Tishman Speyer has raised around $100 million at the first close of its debut proptech fund: Tishman Speyer Proptech Venture Fund, affiliate publication PERE can reveal.
The New York-headquartered manager is looking to raise up to $150 million for the vehicle, which entered the market in late 2021.
The firm garnered anchor commitments from two of the world’s biggest institutional investors: the National Pension Service of Korea and Investment Management Corporation of Ontario. They will make up a significant portion of committed capital, said chief executive officer Rob Speyer. Both investors have longstanding relationships with the firm.
The NPS capital will come from the NPS-Tishman Speyer Thematic Platform, a separately managed account the pair launched last year, Speyer said. Around $1 billion was earmarked for four strategies in that vehicle, including early stage proptech.
Meanwhile, IMCO’s most recent partnership with Tishman was in 2019, when they formed a joint venture with an initial commitment of $500 million. The JV focused on the development and acquisition of office and residential properties in the US.
Tishman’s fund becomes the largest potential proptech raise this year in North America. It is also on pace to become the third $100 million-plus vehicle in the sector this year, following the raises of Fifth Wall’s European Real Estate Technology fund in February and the open-end Taronga Ventures. The Australian firm has closed on $170 million in capital for RealTech Ventures I from institutions including PGIM Real Estate and Ivanhoé Cambridge, and is hoping it will hit its $200 million hard-cap in April this year.

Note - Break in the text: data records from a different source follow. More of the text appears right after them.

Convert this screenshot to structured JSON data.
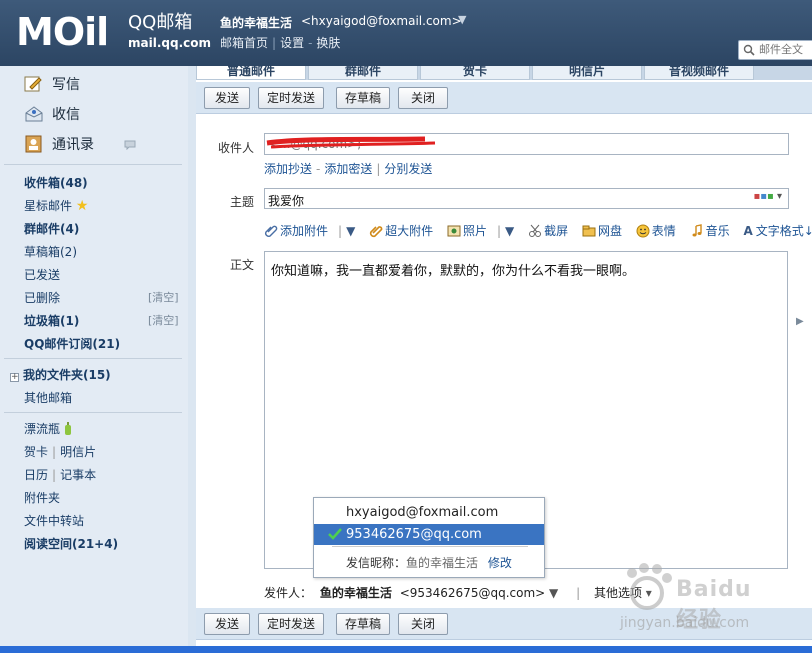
{
  "header": {
    "logo_main": "MOil",
    "logo_qq": "QQ邮箱",
    "logo_url": "mail.qq.com",
    "user_name": "鱼的幸福生活",
    "user_email": "<hxyaigod@foxmail.com>",
    "caret": "▼",
    "links": [
      "邮箱首页",
      "设置",
      "换肤"
    ],
    "search_placeholder": "邮件全文"
  },
  "sidebar": {
    "write": "写信",
    "receive": "收信",
    "contacts": "通讯录",
    "folders": [
      {
        "label": "收件箱(48)"
      },
      {
        "label": "星标邮件"
      },
      {
        "label": "群邮件(4)"
      },
      {
        "label": "草稿箱(2)"
      },
      {
        "label": "已发送"
      },
      {
        "label": "已删除"
      },
      {
        "label": "垃圾箱(1)"
      },
      {
        "label": "QQ邮件订阅(21)"
      }
    ],
    "clear_label": "[清空]",
    "my_folders": "我的文件夹(15)",
    "other_mailbox": "其他邮箱",
    "tools": [
      {
        "label": "漂流瓶"
      },
      {
        "label": "贺卡"
      },
      {
        "label": "明信片"
      },
      {
        "label": "日历"
      },
      {
        "label": "记事本"
      },
      {
        "label": "附件夹"
      },
      {
        "label": "文件中转站"
      },
      {
        "label": "阅读空间(21+4)"
      }
    ]
  },
  "tabs": [
    "普通邮件",
    "群邮件",
    "贺卡",
    "明信片",
    "音视频邮件"
  ],
  "toolbar": {
    "send": "发送",
    "timed_send": "定时发送",
    "save_draft": "存草稿",
    "close": "关闭"
  },
  "compose": {
    "to_label": "收件人",
    "to_value": "<...@qq.com>;",
    "add_cc": "添加抄送",
    "add_bcc": "添加密送",
    "separate_send": "分别发送",
    "subject_label": "主题",
    "subject_value": "我爱你",
    "body_label": "正文",
    "body_value": "你知道嘛，我一直都爱着你，默默的，你为什么不看我一眼啊。"
  },
  "attach_bar": {
    "add_attachment": "添加附件",
    "big_attachment": "超大附件",
    "photo": "照片",
    "screenshot": "截屏",
    "netdisk": "网盘",
    "emoji": "表情",
    "music": "音乐",
    "text_format": "文字格式"
  },
  "sender": {
    "label": "发件人：",
    "name": "鱼的幸福生活",
    "address": "<953462675@qq.com>",
    "other_options": "其他选项"
  },
  "dropdown": {
    "options": [
      "hxyaigod@foxmail.com",
      "953462675@qq.com"
    ],
    "selected_index": 1,
    "nick_label": "发信昵称：",
    "nick_value": "鱼的幸福生活",
    "modify": "修改"
  },
  "watermark": {
    "text": "Baidu 经验",
    "url": "jingyan.baidu.com"
  },
  "colors": {
    "header_bg": "#2c4563",
    "selected_bg": "#3a74c2",
    "link": "#1e5494",
    "redaction": "#e02020"
  }
}
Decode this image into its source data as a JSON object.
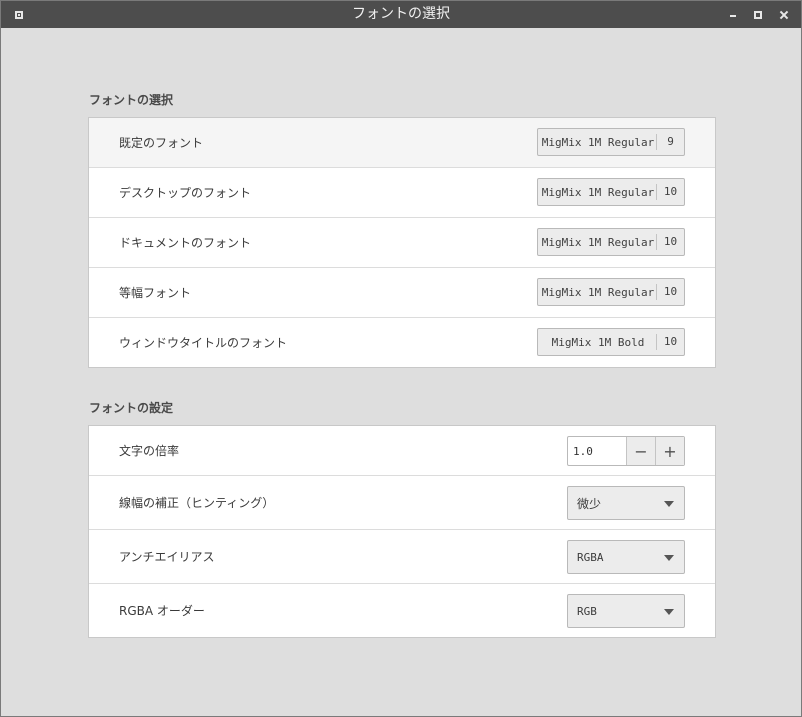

In terms of investment in the sector, a record $32 billion was deployed last year, according to the Center for Real Estate Technology & Innovation.
“We are at the very beginning of a technology revolution that is impacting everything about our industry,” Speyer said.
Tishman is focused specifically on early investing in technology firms, with the “vast majority” of capital earmarked for Series A and Series B funding rounds. More than half the capital deployed in the space last year was in Series C, Series D or later stages of funding, per CRETI data. Around 20 percent was in Series A and 18 percent in Series B, by comparison.
The firm has been investing in the space since 2017 and has completed 19 investments to date. It invests primarily from its balance sheet, Speyer said.
Its existing investments run the gamut from software to hardware and provide solutions for both internal operations and property-level technology. Tishman has so far invested in firms including OpenSpace, a photomapping software designed to reduce risks in construction; VTS, which makes leasing and asset management software; Agora, a materials e-commerce platform for subcontractors in the construction industry; and Latch, a company that makes smart locks. Latch was the first time Tishman took in outside capital, raising retail capital via a special acquisition company last year.
Tishman plans to continue the varied approach to deployment, choosing to focus on any technologies that it can also use. Tishman’s operating teams have used the products of virtually every company Tishman has invested in, Speyer said.
“Each of the technologies have led to improvements in our business,” Speyer said. “It’s very complementary. The returns are not just financial, it also creates terrific value for our real estate assets because it positions them at the front of the market.”
Tishman Speyer’s six-person venture capital operation is overseen by Jenny Wong, senior managing director, who has been with the firm since 2015 and also serves on the investment committee.